Designed by the architect from Perugia, Guglielmo Calderini and built between 1888 and 1910 years, the Palazzo di Giustizia is considered one of the greatest creations of the time, when Rome was declared the capital of the Kingdom of Italy. The first Foundation stone of the Palace was laid in March, 1888, the year in the presence of Giuseppe Zanardelli, the Minister of justice, who insisted that the Palazzo was built in a prestigious district of Prati, which already housed a courthouse. And the official opening of the Palazzo took place in the presence of Victor Emmanuel II, king of Italy.

To alluvial soil of these places could sustain such a large structure, it was necessary to build a solid platform of concrete. But despite this, problems with the stability of the building began to occur immediately after completion of construction. It took even a thorough restoration, which was conducted in 1970-ies.

Interestingly, during the time of construction in the course of excavations on the site of the Foundation there have been several archaeological finds, including were found ancient sarcophagi. In one of the sarcophagi found the skeleton of a young woman with amazing beauty doll made of ivory, which is now kept in the Museum "Antiquarium Comunale".

The huge size of the Palazzo di Giustizia, luxurious scenery and long construction period gave rise to rumors of corruption. In April 1912, the year was even established a special Commission to investigate these rumors - it was from that time the building became known popularly as Palazzaccio.

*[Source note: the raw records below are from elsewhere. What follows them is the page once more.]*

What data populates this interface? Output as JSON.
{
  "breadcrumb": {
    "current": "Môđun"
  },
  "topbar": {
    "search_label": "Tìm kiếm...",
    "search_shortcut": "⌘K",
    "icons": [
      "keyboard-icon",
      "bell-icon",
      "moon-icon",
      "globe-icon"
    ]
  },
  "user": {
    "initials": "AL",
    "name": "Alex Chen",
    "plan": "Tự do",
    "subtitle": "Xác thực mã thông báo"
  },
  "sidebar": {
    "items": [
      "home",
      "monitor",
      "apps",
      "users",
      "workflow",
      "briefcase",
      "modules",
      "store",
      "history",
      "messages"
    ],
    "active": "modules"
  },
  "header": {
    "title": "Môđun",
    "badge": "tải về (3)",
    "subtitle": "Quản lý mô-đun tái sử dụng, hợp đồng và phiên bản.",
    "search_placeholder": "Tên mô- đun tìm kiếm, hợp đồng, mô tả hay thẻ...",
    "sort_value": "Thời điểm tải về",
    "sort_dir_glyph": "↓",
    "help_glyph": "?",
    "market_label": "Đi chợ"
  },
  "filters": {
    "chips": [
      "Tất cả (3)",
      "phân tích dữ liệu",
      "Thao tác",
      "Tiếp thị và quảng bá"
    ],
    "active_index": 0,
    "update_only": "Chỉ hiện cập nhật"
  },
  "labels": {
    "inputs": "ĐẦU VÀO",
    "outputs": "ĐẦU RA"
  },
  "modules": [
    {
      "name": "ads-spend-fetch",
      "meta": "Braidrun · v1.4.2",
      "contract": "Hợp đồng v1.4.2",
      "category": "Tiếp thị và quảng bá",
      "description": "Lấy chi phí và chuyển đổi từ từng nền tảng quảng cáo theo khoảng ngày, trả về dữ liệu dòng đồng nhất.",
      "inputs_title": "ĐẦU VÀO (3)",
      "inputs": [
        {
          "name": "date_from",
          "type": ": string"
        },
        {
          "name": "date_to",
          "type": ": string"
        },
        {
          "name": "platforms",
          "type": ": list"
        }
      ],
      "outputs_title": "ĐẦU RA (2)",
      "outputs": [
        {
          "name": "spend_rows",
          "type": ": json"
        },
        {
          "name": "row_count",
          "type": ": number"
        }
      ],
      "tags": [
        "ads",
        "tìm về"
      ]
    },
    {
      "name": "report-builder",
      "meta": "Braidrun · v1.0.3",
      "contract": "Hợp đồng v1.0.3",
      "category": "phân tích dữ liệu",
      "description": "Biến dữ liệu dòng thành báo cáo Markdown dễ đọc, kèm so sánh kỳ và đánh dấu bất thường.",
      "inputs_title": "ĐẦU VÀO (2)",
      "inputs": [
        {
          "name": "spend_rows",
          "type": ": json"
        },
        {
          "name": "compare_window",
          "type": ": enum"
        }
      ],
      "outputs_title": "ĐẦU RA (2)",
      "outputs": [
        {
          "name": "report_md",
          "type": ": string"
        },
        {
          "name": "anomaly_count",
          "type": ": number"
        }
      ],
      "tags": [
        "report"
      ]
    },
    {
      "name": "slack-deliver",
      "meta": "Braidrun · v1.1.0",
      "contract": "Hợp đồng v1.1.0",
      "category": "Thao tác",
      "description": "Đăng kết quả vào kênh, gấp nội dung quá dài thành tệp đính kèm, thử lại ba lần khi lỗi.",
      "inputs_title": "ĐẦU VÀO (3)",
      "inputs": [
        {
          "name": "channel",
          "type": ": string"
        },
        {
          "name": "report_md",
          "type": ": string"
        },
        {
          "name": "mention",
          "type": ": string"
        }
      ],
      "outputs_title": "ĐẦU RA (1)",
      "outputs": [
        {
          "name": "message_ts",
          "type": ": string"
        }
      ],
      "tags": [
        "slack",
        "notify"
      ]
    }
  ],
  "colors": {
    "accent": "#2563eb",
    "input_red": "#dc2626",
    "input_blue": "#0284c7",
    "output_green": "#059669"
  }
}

The Supreme court of cassation, the architecture of which was influenced by the works of the masters of the late Renaissance and Baroque, has a 170 m in length and is fully lined travertine marble. The facade, facing the Tiber, crowned by a great bronze Quadriga, the ancient two-wheeled chariot drawn by four horses. Quadriga, installed in 1926 year, the work of a sculptor from Palermo Ettore Jimenez. Ten statues of famous jurists adorn the main facade and the courtyard. And the upper part of the façade looking out on Piazza Cavour, is decorated with a bronze emblem of the Savoy dynasty. Inside you can examine the Hall of the Supreme Court - it is decorated with frescoes by Cesare Maccari and his disciple Paride pascucci.